- INSTRUCTIONS FOR THE TASK -
Could you please reproduce all the records below exactly, leaving out the images?

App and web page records
[Start of Attachment]
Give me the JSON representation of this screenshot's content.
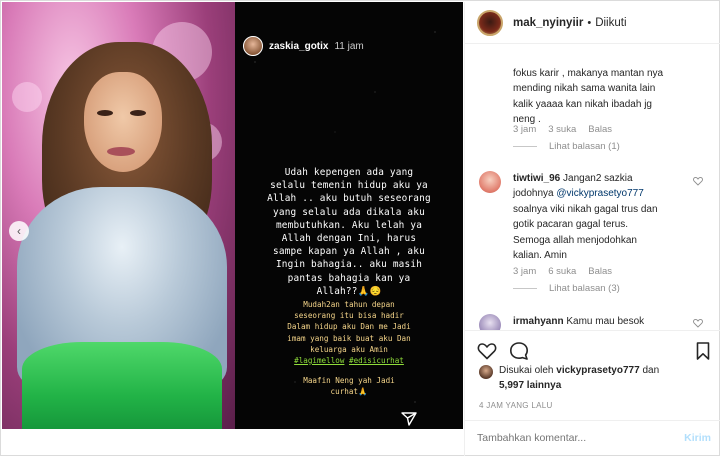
{
  "header": {
    "username": "mak_nyinyiir",
    "separator": "•",
    "follow_status": "Diikuti"
  },
  "story": {
    "username": "zaskia_gotix",
    "time": "11 jam",
    "main_lines": [
      "Udah kepengen ada yang",
      "selalu temenin hidup aku ya",
      "Allah .. aku butuh seseorang",
      "yang selalu ada dikala aku",
      "membutuhkan. Aku lelah ya",
      "Allah dengan Ini, harus",
      "sampe kapan ya Allah , aku",
      "Ingin bahagia.. aku masih",
      "pantas bahagia kan ya",
      "Allah??🙏😔"
    ],
    "sub_lines": [
      "Mudah2an tahun depan",
      "seseorang itu bisa hadir",
      "Dalam hidup aku Dan me Jadi",
      "imam yang baik buat aku Dan",
      "keluarga aku Amin"
    ],
    "tags": [
      "#lagimellow",
      "#edisicurhat"
    ],
    "foot_lines": [
      "Maafin Neng yah Jadi",
      "curhat🙏"
    ]
  },
  "comments": [
    {
      "text_lines": [
        "fokus karir , makanya mantan nya",
        "mending nikah sama wanita lain",
        "kalik yaaaa kan nikah ibadah jg",
        "neng ."
      ],
      "time": "3 jam",
      "likes": "3 suka",
      "reply": "Balas",
      "view_replies": "Lihat balasan (1)"
    },
    {
      "username": "tiwtiwi_96",
      "text_first": "Jangan2 sazkia",
      "text_line2_pre": "jodohnya ",
      "mention": "@vickyprasetyo777",
      "text_lines": [
        "soalnya viki nikah gagal trus dan",
        "gotik pacaran gagal terus.",
        "Semoga allah menjodohkan",
        "kalian. Amin"
      ],
      "time": "3 jam",
      "likes": "6 suka",
      "reply": "Balas",
      "view_replies": "Lihat balasan (3)"
    },
    {
      "username": "irmahyann",
      "text": "Kamu mau besok"
    }
  ],
  "likes": {
    "prefix": "Disukai oleh",
    "user": "vickyprasetyo777",
    "and": "dan",
    "others": "5,997 lainnya"
  },
  "time_ago": "4 JAM YANG LALU",
  "comment_box": {
    "placeholder": "Tambahkan komentar...",
    "post_label": "Kirim"
  }
}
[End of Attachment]
- ANSWER SPACE -
Give me the JSON representation of this screenshot's content.
{
  "header": {
    "username": "mak_nyinyiir",
    "separator": "•",
    "follow_status": "Diikuti"
  },
  "story": {
    "username": "zaskia_gotix",
    "time": "11 jam",
    "main_lines": [
      "Udah kepengen ada yang",
      "selalu temenin hidup aku ya",
      "Allah .. aku butuh seseorang",
      "yang selalu ada dikala aku",
      "membutuhkan. Aku lelah ya",
      "Allah dengan Ini, harus",
      "sampe kapan ya Allah , aku",
      "Ingin bahagia.. aku masih",
      "pantas bahagia kan ya",
      "Allah??🙏😔"
    ],
    "sub_lines": [
      "Mudah2an tahun depan",
      "seseorang itu bisa hadir",
      "Dalam hidup aku Dan me Jadi",
      "imam yang baik buat aku Dan",
      "keluarga aku Amin"
    ],
    "tags": [
      "#lagimellow",
      "#edisicurhat"
    ],
    "foot_lines": [
      "Maafin Neng yah Jadi",
      "curhat🙏"
    ]
  },
  "comments": [
    {
      "text_lines": [
        "fokus karir , makanya mantan nya",
        "mending nikah sama wanita lain",
        "kalik yaaaa kan nikah ibadah jg",
        "neng ."
      ],
      "time": "3 jam",
      "likes": "3 suka",
      "reply": "Balas",
      "view_replies": "Lihat balasan (1)"
    },
    {
      "username": "tiwtiwi_96",
      "text_first": "Jangan2 sazkia",
      "text_line2_pre": "jodohnya ",
      "mention": "@vickyprasetyo777",
      "text_lines": [
        "soalnya viki nikah gagal trus dan",
        "gotik pacaran gagal terus.",
        "Semoga allah menjodohkan",
        "kalian. Amin"
      ],
      "time": "3 jam",
      "likes": "6 suka",
      "reply": "Balas",
      "view_replies": "Lihat balasan (3)"
    },
    {
      "username": "irmahyann",
      "text": "Kamu mau besok"
    }
  ],
  "likes": {
    "prefix": "Disukai oleh",
    "user": "vickyprasetyo777",
    "and": "dan",
    "others": "5,997 lainnya"
  },
  "time_ago": "4 JAM YANG LALU",
  "comment_box": {
    "placeholder": "Tambahkan komentar...",
    "post_label": "Kirim"
  }
}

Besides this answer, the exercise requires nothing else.